It's time for another "Texts on Tuesdays", and today I can't wait to let you in on a FANTASTIC resource. If you are interested in learning more about how to have high quality, rigorous discussions in your math class, this might be the ticket! Today I want to talk a little about section 1.
Section one of this text focuses on the first two chapter of the book--"Academically Productive Talk: An Overview" and ""How Do We Begin? Classroom Norms for Productive Talk". Although reading about and incorporating math talk in my classroom isn't new, this text DID find ways to present information in ways that got me thinking!
I was particularly interested in the section that talked about clearly defining roles in classroom discussions--that sharing ideas, listening to others, responding to others...all are productive ways to be engaged in the class and must be EXPLICITLY TAUGHT. I know I am going to do this more thoroughly this fall; I think I have made too many assumptions about what my fourth graders can do instinctively. I think students sometimes fail to realize that the "listening" piece is just as much a part of participation as the talking piece--and that responding to and interacting with others is an integral part of learning math.
This section also discussions the different ways that students can become more engaged by using the different "talk moves" such as "Say More" and "Press for Reasoning". These are all going to be explored in greater detail later in the text, but this section gives an overview of what they are and the role they play. I also love that the book stresses that when you are teaching students to have better discourse, start by doing it with "accessible" math--that way their brains can learn how to do the math talk without getting bogged down with frustrating math. One thing at a time!
Another really nifty element of this text (and one that would make this a great text for a team to use and study) is the DVD that comes along with video clips of real teachers in real classrooms demonstrating these things! I'm not going to lie--I did have a little trouble at first figuring out how the clips are organized, but they are nice classroom samples of how these different ideas can be implemented.

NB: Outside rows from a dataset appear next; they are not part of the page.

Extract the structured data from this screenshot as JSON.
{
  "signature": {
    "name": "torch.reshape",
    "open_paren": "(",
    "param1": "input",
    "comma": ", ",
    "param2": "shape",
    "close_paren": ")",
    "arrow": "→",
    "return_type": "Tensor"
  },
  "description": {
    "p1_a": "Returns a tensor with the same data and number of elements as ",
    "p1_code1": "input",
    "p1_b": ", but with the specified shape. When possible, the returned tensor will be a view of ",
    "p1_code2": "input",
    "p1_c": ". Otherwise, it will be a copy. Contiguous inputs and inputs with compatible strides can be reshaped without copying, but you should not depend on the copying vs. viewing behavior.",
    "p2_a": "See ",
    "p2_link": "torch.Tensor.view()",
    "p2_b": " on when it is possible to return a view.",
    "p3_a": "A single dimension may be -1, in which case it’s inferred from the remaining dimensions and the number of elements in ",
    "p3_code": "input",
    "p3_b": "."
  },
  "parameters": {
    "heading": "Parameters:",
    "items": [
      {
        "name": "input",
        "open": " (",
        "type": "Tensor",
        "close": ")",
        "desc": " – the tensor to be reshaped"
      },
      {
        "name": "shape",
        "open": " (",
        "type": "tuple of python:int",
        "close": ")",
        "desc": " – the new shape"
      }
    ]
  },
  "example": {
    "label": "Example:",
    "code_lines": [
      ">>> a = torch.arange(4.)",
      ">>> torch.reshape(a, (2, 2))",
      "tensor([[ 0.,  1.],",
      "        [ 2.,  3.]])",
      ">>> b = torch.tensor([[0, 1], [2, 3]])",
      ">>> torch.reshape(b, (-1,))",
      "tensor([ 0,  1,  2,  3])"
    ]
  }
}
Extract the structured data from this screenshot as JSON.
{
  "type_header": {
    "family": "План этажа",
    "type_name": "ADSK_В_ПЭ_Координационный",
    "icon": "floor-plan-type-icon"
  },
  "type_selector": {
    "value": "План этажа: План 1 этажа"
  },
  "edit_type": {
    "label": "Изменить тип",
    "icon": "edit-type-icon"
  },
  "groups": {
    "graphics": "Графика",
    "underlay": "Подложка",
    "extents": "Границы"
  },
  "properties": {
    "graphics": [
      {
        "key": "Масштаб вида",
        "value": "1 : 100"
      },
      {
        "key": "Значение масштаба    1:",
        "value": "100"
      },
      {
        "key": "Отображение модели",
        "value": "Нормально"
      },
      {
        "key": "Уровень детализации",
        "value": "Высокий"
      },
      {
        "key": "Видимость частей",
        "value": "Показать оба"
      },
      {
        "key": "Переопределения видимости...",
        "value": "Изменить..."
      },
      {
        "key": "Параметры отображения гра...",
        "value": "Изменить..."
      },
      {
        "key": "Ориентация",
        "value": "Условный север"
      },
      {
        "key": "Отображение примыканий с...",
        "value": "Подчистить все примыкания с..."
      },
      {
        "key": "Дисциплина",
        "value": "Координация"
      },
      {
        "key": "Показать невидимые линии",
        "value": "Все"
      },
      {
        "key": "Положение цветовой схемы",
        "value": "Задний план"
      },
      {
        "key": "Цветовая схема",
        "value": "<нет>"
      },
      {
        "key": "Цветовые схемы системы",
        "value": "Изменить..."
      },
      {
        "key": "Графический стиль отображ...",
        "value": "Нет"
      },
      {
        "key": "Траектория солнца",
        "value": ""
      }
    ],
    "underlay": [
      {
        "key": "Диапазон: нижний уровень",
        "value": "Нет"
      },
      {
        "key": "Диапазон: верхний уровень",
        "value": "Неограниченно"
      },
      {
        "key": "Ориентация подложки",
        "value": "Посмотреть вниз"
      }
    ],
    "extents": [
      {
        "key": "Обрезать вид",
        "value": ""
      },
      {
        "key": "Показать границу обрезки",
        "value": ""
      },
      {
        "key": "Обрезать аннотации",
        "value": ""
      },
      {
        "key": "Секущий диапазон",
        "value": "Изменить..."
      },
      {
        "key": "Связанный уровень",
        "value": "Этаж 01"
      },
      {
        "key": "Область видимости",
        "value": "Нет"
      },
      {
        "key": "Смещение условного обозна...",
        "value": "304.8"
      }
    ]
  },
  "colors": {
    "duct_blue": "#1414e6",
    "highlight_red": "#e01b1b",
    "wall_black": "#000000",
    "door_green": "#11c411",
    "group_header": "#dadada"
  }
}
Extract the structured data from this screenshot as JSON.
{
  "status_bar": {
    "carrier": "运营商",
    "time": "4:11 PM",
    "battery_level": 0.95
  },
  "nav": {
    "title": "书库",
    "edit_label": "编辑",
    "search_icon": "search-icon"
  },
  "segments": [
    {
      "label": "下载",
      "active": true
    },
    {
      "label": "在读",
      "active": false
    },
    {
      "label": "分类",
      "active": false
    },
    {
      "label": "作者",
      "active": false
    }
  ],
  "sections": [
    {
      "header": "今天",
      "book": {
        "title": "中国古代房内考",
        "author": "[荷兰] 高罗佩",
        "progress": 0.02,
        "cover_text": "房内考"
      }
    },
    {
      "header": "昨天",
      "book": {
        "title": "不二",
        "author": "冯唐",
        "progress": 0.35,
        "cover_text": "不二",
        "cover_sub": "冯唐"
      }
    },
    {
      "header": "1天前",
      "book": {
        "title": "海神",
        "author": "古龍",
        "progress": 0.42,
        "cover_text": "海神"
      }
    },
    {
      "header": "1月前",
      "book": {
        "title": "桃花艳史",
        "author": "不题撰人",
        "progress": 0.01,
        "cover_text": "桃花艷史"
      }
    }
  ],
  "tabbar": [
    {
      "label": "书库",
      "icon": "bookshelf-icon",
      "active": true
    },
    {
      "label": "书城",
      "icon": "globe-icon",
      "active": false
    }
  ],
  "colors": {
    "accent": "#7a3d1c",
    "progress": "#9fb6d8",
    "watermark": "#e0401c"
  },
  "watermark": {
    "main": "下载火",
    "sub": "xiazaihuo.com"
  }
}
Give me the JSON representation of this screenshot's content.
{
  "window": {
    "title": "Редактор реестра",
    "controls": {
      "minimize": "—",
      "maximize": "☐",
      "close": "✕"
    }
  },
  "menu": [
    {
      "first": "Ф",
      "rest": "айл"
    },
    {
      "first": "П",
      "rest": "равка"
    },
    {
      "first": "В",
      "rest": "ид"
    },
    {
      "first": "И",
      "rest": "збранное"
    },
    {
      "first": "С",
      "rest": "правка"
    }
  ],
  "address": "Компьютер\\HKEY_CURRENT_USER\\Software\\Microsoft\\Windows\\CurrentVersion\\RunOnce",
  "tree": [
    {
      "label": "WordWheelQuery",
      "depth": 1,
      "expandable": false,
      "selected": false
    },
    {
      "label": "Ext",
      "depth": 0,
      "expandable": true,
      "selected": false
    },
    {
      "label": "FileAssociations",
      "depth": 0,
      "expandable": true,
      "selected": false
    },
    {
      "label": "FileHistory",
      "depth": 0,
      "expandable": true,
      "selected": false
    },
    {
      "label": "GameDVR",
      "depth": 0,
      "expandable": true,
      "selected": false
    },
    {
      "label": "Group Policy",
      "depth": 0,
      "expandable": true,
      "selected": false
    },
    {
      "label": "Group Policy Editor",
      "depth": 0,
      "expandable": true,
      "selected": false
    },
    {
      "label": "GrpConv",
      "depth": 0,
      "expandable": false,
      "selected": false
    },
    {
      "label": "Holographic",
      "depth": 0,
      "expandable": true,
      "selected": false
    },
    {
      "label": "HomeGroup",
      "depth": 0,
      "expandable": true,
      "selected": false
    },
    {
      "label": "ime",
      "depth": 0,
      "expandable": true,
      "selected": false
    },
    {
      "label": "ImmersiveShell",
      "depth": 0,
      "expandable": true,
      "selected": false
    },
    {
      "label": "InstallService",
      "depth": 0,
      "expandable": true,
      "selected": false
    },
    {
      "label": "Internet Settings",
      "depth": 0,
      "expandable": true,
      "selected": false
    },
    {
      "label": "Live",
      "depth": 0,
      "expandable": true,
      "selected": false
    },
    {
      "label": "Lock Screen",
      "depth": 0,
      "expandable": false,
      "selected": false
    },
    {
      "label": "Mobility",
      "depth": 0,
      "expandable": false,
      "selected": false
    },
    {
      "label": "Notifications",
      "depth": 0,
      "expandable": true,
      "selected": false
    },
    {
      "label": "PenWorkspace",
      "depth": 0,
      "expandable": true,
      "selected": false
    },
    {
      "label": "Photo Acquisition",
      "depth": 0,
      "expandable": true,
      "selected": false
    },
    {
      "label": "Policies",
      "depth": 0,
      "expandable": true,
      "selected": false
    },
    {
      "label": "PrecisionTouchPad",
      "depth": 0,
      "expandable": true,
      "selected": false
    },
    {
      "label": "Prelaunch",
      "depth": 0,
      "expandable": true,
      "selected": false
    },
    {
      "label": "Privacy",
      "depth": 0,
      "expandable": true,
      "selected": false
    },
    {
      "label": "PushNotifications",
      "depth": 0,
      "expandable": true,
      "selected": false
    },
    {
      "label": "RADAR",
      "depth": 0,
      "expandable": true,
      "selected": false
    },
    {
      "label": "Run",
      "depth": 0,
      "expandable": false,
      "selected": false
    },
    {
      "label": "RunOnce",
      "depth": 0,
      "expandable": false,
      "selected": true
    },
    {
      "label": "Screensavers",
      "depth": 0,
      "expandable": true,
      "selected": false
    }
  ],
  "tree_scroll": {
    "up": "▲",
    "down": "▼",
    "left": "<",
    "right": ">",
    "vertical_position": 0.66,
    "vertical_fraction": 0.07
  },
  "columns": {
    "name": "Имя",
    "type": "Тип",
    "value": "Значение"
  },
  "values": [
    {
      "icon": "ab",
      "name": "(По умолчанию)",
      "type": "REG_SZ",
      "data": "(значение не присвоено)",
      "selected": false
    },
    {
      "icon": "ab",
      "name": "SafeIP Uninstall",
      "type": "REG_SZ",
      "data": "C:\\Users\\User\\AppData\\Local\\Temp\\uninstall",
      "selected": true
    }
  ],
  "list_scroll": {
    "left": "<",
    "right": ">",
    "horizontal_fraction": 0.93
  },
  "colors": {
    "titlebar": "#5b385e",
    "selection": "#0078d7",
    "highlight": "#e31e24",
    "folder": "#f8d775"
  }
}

The final part of the first section addresses establishing norms and a culture of respect and participation; everyone is expected to be a part of this math discourse and every one is expected to be able to do so safely. The book gives great suggestions as to what students' expectations should be--and what they can expect in return. It keeps it simple...goal 1 is to have respectful discourse. Goal 2 is to have equitable participation. The authors give tons of suggestions on how to get these two goals established in your classroom. Great stuff! I'll post again in a few weeks about another chunk of the book for those of you who are interested.
I DID create a little freebie that I am going to use to start the year to really get a sense for what my new students think about math. I want to get a feeling for their attitudes and beliefs and to see how they feel about participation and their own skills before we get started. Feel free to use if you like! Just click below to grab it.
Don't forget also about the great "Good Questions for Math Teaching" book study still going on! Today is Miss Math Dork's turn to post and you can get there by clicking on the logo below.
Interested in looking at the book? Here's a link...it's a little pricey, but it is a really valuable resource!
I hope everyone tunes back in tomorrow for Math In Real Life! I can't wait to see what some of my bloggy friends are writing about this month!
Finally! It's JULY so watch for my new summer sale deal! Here are the details...read carefully! Remember--this is for purchases in July only, not for purchases already made!